“Your Best Interest” kicks off the album with some furious, clear yelling by singer Ben Wixson. The song truly unleashes the frustration and despair of being poor and how the powers that be conspire to keep things this way. “Live on Fire” is a straight-up energetic tune that just fucking rocks. No more needs to be said. “Shotgun” is a good track, keeping the flow of emotional distress going. “Kill the Routine” pushes the moving locomotive even faster, exhaling the hatred of sameness and predictability, a feeling that anyone, even non-punk fans can discern. “Gods and Bombs” is the sing-a-long track of this album, and rightfully so. It’s catchy and does not give up a pint of rage to achieve it. “Here’s To You” is a love letter of a song filled with the anger anyone should feel at the world.

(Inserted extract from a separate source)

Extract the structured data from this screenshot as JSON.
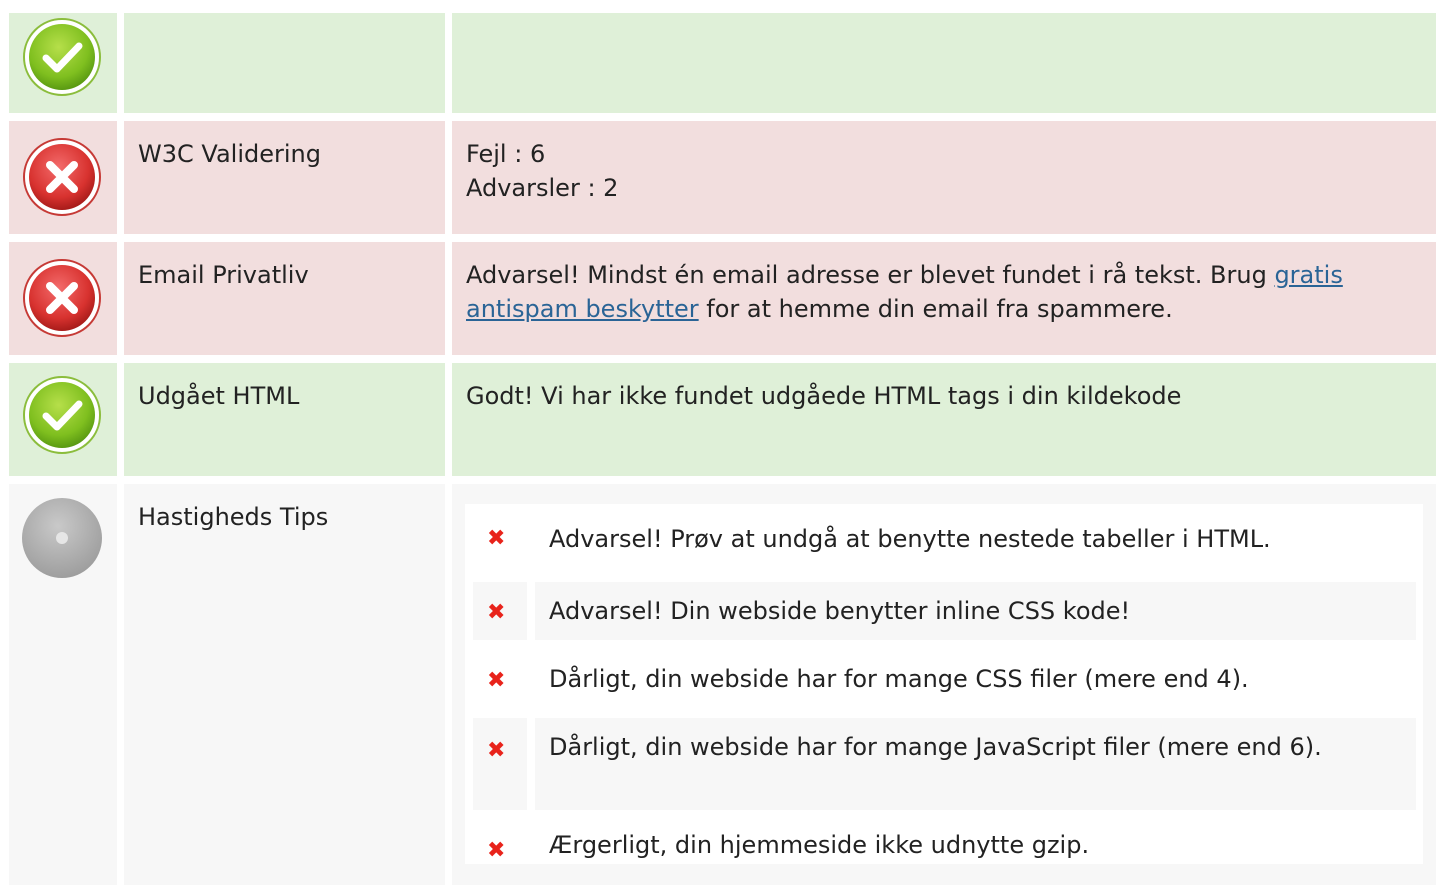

Finally, the track “That Sinking Feeling” is absolutely groundbreaking. This is one of very few songs the feeds the burning rage into you, makes you pick up a baseball bat and just unleash all the fucking fury the world deserves inflicted on it. A spectacular release, The A-Gang is a CD for everyone who has been angry at some point in their lifetime.
-Aunty Social

U.D.I. self-titled LP review

What if the Accused, instead of being born in Seattle, was born in a dirty Detroit trailer park? More than likely, someone like Unidentified Drunken Injury would form. While they both play amphetamine-fueled thrashing hardcore, the similarities between those two bands end there; I have never heard a band sound quite like U.D.I. does on this LP.
In many ways, U.D.I. is very unique. I have not heard a band play this fast and this efficiently in a very long time, and I have not heard a vocalist sound quite like Mike Ratt does, ever. He sounds like what a demonic, possessed child on cocaine would sound like. Most notably, I have never heard a band that made me want to drink, skateboard and consume massive quantities of speed simultaneously. U.D.I. does all of that in the short span of eighteen minutes.
Ratt’s nihilistic babbling is probably the most memorable part of this album, because it’s so fast, yet the message is so clear. The guitar is a sonic assault on the ears; it’s fast enough, loud enough, and I fuckin’ love it. The bass and drums are fueled only by anger and alcohol, yet they manage to rip like a bassist and drummer should. In any other city, the sheer ferocity of the album would likely be misplaced, but in a fucked-up metropolis like Detroit, U.D. I. is right at home. No one plays music like this; buy this album from Spider Cuddler Records and experience this septic thrash for yourself!
-Aunty Social